The door to our two-bedroom apartment was open when I got home that day. When the turn of the key wasn’t met with the resistance of the deadbolt, I was surprised at you — you had just yelled at me the night before about keeping the door locked whether we were home or not. You were afraid, you said, of someone coming in and taking what wasn’t theirs. I brushed you off, knowing that we lived in a safe neighborhood in a locked apartment building. The only people who could come in without our permission were our neighbors; both of whom you know could never have done anything like that. Jared, the single guy in 303, was too busy, too tired, and too sad. The kids in 301 were always stoned or asleep. But you told me to get up and turn the deadbolt back anyway, and I did.
I was getting ready to call you out on it — to laugh at you, to kiss and tease you, when I heard you. From behind the cracked bedroom door, you were making the same noises you did for me. You were crying out, gasping, sighing, breathing heavily.
Do you remember your first time? The way you held me? The fogging of glass? We were on that hill, just south of Union, next to the road that led up to the old water tower. We had just gone up there to see the stars; it was a clear and cold night. Every few rungs I climbed, I looked back at you to make sure you were still there. You were. You were always there when I looked for you. You laughed at the holes in my jeans; from below you could see my underwear. I pretended to be mad, but I wasn’t really. You knew that, though.
We watched the highschoolers play football for some time, sitting quiet. Only once the floodlights went dark did we lay back and look upwards; the darkness of the sky was complete, save for the speckling of stars. I found Orion, you found Ursa Major. It was too cold to lay on the metal of the tower, though, so we made the trek back down and enjoyed the heat of the car and of each other.
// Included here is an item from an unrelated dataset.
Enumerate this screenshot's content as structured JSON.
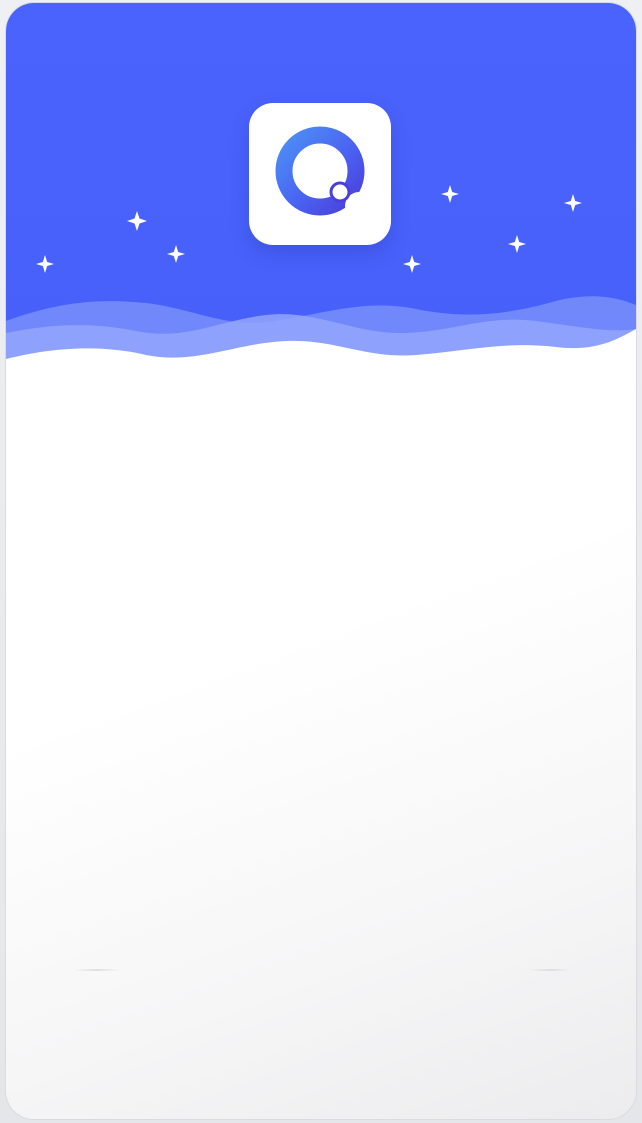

Isn’t that when you said you fell for me? It’s certainly when I fell for you.
To think that I would later crack open a door to see your legs around a near stranger… would I have done anything differently? I’m not sure I would have been able to; I do love you.
The door creaked open, and you fell quiet. You were there, as I knew you only the night before, but with a different body held close. A more beautiful body than my own — a woman I knew only in passing. Shandra? Cheryl? Her curves, concave rather than convex, stood in sharp contrast to my own round form. I can’t blame you for choosing as you did; she’s a looker. I’m only sorry that I lived with a liar for as long as I did, and that you had to subject yourself to a person you had no eye for.
I was confused, then. Furious, crushed, lost. A fugue state met its beginning, for both of us, and our relationship met its end. You pushed Cheryl/Shandra/whoever off of you, and chased my then-turned back. You tripped on the thrown comforter, slamming into me. I stumbled, breaking your mother’s vase, cutting my hand in the process. Sticky, ferrous blood dripped from my fingers as I got back up and continued to the door. I walked past the couch we bought together and between the canvases we painted. Blood and tears mixed on the carpet we had taken turns vacuuming. You threw yourself around my shoulders, but I shrugged you off. You thudded to the ground. You were gasping then, too. Was it out of pleasure? Relief? Grief? You looked beautiful, I’m sure. As much as I hated seeing you that way, you were always a pretty crier.
I’m sure the strawberry blonde stranger came to your side, and I’m sure you were glad to have the company.
The door closed behind me, and I turned the key in the lock. I felt the deadbolt slide into place, then. Can’t be too careful: Someone might come and take what’s yours.